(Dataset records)
┄┄┄┄┄┄

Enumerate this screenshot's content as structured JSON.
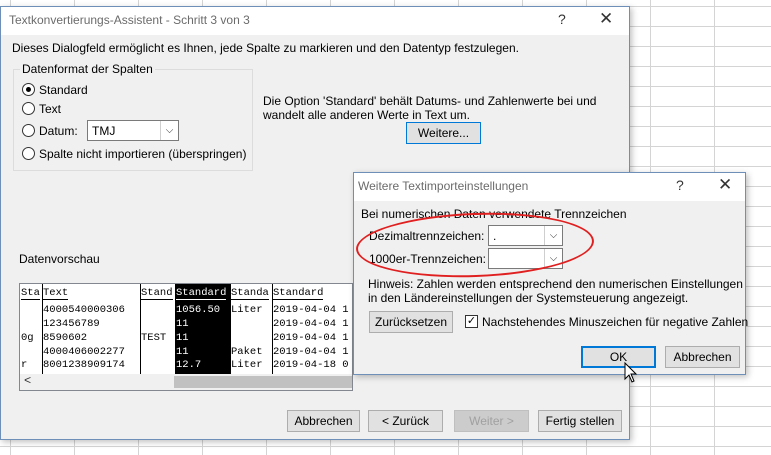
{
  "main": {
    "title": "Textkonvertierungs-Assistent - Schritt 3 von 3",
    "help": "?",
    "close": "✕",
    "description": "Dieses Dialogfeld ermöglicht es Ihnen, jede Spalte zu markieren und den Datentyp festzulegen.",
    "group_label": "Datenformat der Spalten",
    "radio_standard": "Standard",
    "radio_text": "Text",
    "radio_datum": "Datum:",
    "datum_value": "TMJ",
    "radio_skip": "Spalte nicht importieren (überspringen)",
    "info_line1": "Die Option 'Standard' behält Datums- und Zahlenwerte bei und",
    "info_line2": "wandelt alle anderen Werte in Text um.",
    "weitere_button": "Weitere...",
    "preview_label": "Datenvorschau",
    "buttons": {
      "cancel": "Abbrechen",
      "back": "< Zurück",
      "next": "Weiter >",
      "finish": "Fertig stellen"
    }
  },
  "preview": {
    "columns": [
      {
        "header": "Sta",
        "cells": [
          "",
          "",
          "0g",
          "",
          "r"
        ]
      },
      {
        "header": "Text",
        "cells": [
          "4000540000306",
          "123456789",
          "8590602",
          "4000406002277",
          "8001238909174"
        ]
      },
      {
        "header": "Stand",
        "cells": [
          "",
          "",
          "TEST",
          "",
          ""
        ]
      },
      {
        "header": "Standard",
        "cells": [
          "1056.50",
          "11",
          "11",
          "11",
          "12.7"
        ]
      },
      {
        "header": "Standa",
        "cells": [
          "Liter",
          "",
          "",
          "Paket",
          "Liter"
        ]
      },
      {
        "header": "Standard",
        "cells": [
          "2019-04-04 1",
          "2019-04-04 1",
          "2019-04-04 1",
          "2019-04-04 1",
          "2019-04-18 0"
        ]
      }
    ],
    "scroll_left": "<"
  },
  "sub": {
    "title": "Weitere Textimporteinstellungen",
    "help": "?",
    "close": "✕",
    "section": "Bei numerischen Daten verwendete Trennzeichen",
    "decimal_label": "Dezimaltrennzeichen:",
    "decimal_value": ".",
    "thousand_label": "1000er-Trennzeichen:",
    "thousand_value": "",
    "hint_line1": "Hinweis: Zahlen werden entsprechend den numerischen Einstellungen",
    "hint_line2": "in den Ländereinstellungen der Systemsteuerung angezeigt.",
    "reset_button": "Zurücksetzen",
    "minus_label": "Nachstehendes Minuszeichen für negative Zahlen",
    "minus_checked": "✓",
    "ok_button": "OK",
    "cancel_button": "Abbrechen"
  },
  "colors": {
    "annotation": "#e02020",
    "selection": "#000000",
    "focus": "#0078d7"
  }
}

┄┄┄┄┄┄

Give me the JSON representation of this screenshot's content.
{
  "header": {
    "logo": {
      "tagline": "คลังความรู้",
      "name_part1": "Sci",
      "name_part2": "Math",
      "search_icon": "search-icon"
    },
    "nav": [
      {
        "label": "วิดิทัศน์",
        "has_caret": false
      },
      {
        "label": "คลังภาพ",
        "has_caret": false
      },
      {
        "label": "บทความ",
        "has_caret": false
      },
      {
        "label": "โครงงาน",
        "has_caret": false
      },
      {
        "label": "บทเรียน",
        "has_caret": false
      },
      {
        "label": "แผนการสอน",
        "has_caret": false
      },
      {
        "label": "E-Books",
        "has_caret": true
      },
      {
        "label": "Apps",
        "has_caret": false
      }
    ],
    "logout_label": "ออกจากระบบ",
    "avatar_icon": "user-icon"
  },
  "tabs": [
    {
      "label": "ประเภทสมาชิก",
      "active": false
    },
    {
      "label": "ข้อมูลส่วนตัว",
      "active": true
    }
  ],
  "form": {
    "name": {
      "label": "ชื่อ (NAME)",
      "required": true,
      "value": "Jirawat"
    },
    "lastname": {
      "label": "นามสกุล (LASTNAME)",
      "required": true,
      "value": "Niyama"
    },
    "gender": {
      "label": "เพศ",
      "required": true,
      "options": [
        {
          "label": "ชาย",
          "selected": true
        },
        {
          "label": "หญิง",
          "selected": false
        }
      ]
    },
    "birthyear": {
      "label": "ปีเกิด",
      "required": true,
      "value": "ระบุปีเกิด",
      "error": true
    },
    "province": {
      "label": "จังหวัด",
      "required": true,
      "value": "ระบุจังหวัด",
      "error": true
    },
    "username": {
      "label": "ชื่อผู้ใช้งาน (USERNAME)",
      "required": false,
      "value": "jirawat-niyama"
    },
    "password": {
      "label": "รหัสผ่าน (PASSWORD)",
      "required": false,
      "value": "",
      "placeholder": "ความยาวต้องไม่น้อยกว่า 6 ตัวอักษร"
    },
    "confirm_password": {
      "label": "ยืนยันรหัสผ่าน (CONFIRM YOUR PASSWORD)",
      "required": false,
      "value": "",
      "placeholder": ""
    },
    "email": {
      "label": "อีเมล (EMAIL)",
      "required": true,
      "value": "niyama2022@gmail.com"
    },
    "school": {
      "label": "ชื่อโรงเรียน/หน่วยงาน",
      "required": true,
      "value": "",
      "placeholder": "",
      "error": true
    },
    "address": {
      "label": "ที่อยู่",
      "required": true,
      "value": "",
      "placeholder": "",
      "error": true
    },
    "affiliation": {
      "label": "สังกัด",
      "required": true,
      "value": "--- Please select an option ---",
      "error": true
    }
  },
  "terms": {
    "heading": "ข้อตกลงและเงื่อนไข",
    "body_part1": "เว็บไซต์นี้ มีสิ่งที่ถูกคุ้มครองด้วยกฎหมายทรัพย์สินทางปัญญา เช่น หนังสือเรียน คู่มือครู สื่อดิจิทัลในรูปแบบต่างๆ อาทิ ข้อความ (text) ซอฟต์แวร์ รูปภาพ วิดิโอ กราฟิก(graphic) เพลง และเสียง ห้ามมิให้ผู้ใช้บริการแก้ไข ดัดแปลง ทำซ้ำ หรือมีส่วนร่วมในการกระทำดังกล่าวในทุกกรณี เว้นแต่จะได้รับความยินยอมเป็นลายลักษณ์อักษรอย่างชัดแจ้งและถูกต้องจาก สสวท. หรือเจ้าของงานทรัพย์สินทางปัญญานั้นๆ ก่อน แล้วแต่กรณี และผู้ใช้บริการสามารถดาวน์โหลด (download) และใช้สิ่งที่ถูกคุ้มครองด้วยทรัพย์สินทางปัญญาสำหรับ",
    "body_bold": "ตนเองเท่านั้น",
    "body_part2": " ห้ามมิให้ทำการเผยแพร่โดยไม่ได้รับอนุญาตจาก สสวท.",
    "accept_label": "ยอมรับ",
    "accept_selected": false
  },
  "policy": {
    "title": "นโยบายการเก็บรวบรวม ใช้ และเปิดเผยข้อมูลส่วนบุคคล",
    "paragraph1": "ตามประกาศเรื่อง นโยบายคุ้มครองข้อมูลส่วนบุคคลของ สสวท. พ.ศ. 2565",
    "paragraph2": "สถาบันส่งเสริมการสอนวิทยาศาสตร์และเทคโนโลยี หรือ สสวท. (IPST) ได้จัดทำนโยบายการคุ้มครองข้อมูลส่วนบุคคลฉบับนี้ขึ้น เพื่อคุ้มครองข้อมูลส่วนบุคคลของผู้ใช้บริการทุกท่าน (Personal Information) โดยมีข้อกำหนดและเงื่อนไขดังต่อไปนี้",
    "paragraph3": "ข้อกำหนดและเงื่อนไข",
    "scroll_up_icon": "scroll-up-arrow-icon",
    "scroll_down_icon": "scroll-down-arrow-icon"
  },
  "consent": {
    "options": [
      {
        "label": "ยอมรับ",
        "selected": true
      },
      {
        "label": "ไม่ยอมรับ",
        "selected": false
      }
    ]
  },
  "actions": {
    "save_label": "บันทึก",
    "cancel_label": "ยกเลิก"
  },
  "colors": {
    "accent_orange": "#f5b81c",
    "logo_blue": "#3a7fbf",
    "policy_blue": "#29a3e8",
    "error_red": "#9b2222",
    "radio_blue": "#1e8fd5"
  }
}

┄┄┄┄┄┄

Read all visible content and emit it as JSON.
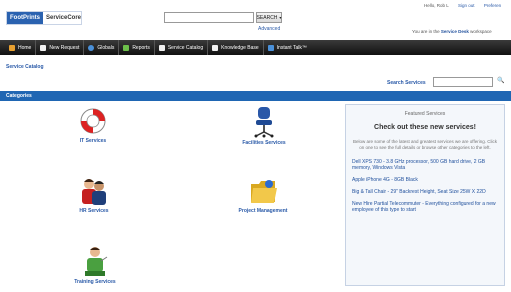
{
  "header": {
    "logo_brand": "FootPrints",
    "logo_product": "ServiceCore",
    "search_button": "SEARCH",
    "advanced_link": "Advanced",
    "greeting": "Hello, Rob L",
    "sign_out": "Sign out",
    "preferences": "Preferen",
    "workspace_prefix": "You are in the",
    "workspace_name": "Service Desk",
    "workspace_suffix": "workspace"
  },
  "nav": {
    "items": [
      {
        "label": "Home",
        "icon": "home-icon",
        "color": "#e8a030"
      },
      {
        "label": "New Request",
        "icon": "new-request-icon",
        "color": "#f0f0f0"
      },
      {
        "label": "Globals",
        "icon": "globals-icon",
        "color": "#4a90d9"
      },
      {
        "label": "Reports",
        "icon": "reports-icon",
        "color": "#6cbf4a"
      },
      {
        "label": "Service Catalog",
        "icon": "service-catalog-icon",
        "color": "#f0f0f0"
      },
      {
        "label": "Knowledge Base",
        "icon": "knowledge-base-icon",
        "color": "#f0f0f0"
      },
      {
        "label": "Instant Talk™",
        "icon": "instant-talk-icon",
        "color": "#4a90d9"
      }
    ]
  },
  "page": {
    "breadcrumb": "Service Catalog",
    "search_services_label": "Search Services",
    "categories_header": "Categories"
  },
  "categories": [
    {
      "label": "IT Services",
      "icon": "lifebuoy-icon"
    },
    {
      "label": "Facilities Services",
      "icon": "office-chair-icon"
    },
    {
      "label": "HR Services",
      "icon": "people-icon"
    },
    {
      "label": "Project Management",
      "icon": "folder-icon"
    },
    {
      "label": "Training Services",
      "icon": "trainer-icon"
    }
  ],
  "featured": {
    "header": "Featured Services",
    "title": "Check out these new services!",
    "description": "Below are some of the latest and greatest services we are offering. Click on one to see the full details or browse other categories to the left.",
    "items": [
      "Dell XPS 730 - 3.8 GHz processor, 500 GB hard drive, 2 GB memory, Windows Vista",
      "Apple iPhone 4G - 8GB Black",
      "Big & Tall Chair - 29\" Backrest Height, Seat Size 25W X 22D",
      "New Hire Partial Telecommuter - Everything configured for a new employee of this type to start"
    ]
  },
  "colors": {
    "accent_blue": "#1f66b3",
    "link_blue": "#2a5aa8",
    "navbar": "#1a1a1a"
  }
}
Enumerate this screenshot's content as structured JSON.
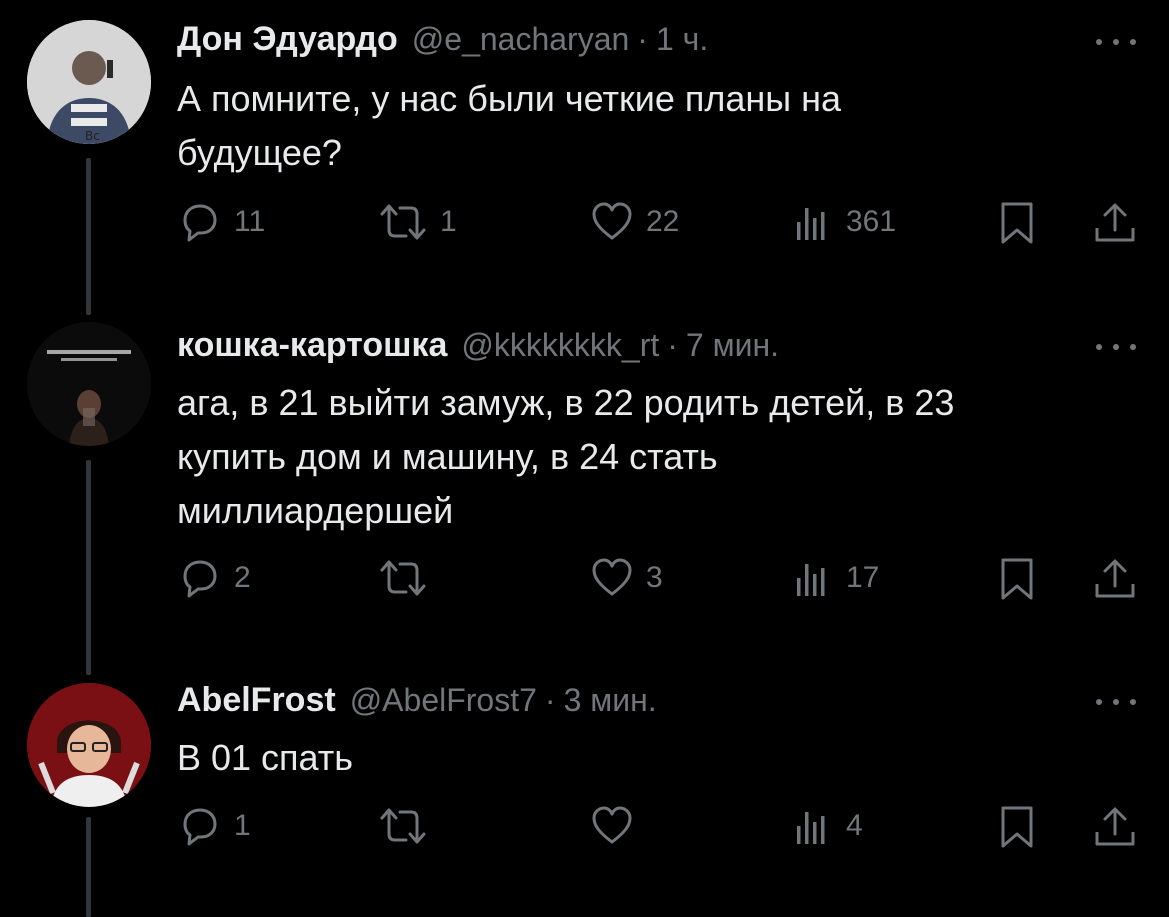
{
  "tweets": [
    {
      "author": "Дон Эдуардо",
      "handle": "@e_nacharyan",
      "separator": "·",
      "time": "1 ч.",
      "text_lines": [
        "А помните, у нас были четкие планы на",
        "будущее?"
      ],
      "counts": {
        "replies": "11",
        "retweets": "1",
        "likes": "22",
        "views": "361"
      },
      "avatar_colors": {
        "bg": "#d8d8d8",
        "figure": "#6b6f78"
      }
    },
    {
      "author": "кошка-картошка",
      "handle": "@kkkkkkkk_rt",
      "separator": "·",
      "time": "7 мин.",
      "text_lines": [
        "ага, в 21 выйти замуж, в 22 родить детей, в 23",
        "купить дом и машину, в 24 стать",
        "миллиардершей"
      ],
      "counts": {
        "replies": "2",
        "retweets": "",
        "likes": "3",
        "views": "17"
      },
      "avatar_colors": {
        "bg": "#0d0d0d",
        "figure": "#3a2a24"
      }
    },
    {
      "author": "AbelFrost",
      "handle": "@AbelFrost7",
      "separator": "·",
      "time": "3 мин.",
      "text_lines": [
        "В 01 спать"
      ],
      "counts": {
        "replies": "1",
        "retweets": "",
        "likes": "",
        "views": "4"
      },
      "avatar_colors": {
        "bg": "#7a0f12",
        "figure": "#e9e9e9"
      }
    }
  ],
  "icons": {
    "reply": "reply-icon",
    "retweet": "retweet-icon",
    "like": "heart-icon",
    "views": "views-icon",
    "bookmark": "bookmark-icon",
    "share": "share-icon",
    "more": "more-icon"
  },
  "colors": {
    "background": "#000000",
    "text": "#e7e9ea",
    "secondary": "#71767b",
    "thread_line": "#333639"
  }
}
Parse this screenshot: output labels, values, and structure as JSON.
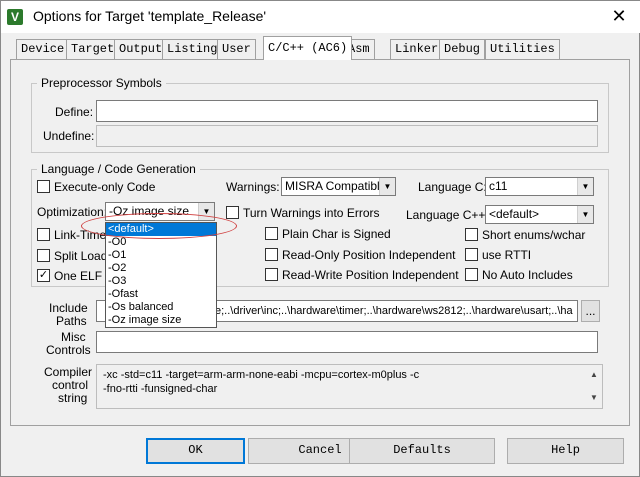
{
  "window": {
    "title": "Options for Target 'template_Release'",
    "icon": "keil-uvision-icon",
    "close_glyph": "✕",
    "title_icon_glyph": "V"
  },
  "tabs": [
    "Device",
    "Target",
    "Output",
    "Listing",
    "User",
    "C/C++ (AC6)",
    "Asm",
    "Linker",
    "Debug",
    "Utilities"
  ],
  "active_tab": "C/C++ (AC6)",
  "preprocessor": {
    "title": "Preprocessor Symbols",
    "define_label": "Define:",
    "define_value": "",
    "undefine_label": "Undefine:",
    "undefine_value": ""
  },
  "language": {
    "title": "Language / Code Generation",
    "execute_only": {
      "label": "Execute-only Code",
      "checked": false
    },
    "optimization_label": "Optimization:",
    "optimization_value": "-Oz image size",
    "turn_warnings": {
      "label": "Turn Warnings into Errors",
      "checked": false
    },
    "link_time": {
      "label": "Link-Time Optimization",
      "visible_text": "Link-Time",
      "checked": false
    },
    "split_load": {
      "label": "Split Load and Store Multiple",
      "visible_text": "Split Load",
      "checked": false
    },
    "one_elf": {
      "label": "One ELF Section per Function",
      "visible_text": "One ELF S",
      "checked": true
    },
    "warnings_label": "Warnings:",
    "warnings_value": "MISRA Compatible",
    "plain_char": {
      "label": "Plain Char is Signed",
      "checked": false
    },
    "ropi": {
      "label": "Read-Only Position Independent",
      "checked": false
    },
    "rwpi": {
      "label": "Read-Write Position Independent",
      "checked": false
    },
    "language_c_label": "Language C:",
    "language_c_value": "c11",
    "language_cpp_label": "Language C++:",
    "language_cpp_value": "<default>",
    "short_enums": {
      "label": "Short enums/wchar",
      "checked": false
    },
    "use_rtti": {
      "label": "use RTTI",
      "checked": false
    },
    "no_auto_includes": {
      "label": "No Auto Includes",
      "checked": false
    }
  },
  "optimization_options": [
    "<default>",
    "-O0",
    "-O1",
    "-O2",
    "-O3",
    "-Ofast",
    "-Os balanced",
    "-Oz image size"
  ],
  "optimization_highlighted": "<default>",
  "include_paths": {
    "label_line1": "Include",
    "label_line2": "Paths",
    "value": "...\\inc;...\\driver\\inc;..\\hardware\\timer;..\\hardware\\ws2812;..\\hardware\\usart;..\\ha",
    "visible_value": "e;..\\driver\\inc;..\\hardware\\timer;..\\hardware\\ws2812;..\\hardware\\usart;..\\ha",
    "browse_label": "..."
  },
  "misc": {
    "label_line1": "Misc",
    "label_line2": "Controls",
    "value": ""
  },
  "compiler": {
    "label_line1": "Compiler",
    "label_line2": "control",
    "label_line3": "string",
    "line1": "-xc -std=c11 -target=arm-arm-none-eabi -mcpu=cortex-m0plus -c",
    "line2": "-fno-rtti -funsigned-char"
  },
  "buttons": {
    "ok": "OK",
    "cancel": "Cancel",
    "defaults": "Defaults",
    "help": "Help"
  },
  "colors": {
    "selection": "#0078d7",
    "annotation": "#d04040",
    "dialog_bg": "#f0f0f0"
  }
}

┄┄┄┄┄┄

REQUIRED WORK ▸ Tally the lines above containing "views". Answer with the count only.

RESPONSE FOR THIS EXERCISE ▸ 4